Please revisit my 2 April update. I added a lot of pictures, and amended the verbiage to some degree.
There will be no pictures with this particular update.
This evening I am back in Hobart, well actually between Hobart and the airport. As I reflect on my whirlwind visit to Tasmania, I am grateful to have included this island state in my itinerary. Some of its topography reminded me of South Australia (Adelaide's state) with rolling plains, broken by lines and/or copses of trees. It also has elements of New Zealand's volcanic hill structure. Essentially, Tasmania is composed of a series of small mountains interspersed with wide and narrow valleys of pasture land for cows and sheep. I found out yesterday that Tasmania has about 270 days of rain per year. With that tidbit of knowledge, I could understand why some of the trails in Cradle Mountain had slowly flowing water or were bogs at some point.
Tasmania does not have any koalas or kangaroos. Rather, the island does have two kinds of wallaby, Tasmanian devils, two kinds of quolls, several kinds of possums, and the famous wombat. As I mentioned in a previous update, the Tasmanian devils are the island's top predator. Actually, they serve a dual role as a scavenger and predator. Their bite is allegedly second to none relative to jaw strength for their poundage. Up in Darwin, I learned that crocodiles locked their jaws after biting their prey, and purportedly had the strongest bite power of any creature (yes, even the great white shark). I guess for their physical size, the devils are somewhat equal. Until this trip, I never heard of a quoll, which are about half the size of a devil. Heck, one species of possum I saw was as big as the larger quoll.
Alas, due to having no natural large predators, the single biggest cause of death for a lot of Tasmanian creatures is vehicles. Both on the way to/from Cradle Mountain, more up in that region than down towards Hobart, I saw many carcasses on or beside the roads. Most proved to be one of the two wallaby species versus wombats. Oh, speaking of wombats, I learned that their natural defense mechanism is to present their backside.to a predator. At first, this did not make any sense to me until I found out that their whole hind end has a thick cartilage and is almost impervious to bites from most of the island's predators. Also, wombats can grow to be big suckers. So, the picture of the sign from Devonport would also apply to wombats!

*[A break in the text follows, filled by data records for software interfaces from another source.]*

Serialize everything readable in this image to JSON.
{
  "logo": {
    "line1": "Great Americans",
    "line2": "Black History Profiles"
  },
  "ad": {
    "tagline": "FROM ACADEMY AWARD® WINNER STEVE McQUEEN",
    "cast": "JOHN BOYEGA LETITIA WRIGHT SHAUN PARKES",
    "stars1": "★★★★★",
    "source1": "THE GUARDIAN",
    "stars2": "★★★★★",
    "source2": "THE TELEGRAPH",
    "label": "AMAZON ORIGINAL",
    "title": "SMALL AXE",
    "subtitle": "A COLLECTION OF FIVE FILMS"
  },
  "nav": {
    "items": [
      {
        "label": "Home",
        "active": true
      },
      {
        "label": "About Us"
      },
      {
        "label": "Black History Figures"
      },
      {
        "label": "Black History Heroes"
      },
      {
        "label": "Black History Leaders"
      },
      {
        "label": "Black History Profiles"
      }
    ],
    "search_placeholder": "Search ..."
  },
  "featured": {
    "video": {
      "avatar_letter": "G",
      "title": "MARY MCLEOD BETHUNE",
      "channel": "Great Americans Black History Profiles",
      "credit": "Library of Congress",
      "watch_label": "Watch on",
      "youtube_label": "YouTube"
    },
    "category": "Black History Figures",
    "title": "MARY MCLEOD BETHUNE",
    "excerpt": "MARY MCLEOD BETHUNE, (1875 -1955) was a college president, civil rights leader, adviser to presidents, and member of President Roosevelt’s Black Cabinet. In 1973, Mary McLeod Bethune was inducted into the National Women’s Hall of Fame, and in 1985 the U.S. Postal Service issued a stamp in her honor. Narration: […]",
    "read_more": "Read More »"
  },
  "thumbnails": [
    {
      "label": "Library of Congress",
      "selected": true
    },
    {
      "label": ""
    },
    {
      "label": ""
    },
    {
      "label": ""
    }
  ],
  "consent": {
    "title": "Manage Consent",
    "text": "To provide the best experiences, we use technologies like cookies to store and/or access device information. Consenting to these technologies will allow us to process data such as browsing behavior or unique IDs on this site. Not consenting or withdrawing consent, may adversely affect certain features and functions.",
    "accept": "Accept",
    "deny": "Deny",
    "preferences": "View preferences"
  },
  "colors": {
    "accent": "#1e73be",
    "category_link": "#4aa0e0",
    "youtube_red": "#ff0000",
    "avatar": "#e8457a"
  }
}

I've sampled good seafood and wine here. There is much I could have seen, but did not. For instance, on my drive back to Hobart I wanted to go near the west coast of the island and down a different route through the interior. The weather this morning was overcast and light rain, which precluded taking a longer (about 2 to 2.5 hours longer) and more twists and turns in the road structure. Thus, I did not see Lake St. Clair or Russell Falls in Mt. Field National Park. So, there is much to recommend about Tasmania for your consideration. I did enjoy driving on the left side of the road again. Oh, on that subject, I guess confession sometimes is "good for the3 soul." I say this because since I admitted in a previous update that my propensity for turning on the windshield wipers when I meant to use the turn signal almost completely went away during this driving session (not completely, but about 90% of the time I did not signal with my windshield wipers).
Tomorrow is Easter Sunday here. I know that is a day ahead of where you are, but since I will be flying all day (long layover in Sydney) to Cairns, I will wish you either a Happy Easter or Happy Sunday. Speaking of Cairns, I will not be doing any update for the 5th of April due to flying between Hobart and Cairns. My next one will be in the evening of April 6th.
Hard to believe, but when I do the next update, it will only be a week from then that I'll see Eileen at Sydney airport, and I am looking forward to seeing her and exploring Sydney together.
Last item pertains to a question my friend Jeanne posed to me. She asked what are the top five things I like about the trip and what one thing would I not do if I were planning the trip with the knowledge base I now have. That is a very difficult question. The easiest part is to address the part I would not do, and that is drive all the way from Adelaide to Melbourne. The top five is quite hard at this point. So, I'll do a preliminary answer of the following things (not in priority order): Milford Sound, New Zealand, Kakadu National Park near Darwin, having the guts to plan and execute such a trip essentially alone, and the conversation I had with the 80+ year old widow, Margaret, on the bus from Rotorua to Wellington, NZ. That's only four, and I'll have to think on what might fill the fifth slot. In case you wonder, I included the bus conversation because Margaret not only shared with me what she liked and didn't so much about living in New Zealand, but she shared about her life with her husband and her emotions about losing him and living alone after three decades plus of marriage. Obviously, I found the conversation informative, emotionally compelling, and humorous at times. Being able to make a human connection, especially on a long trip like this, is always nice.
Okay, that's it for this update. Thanks for reading.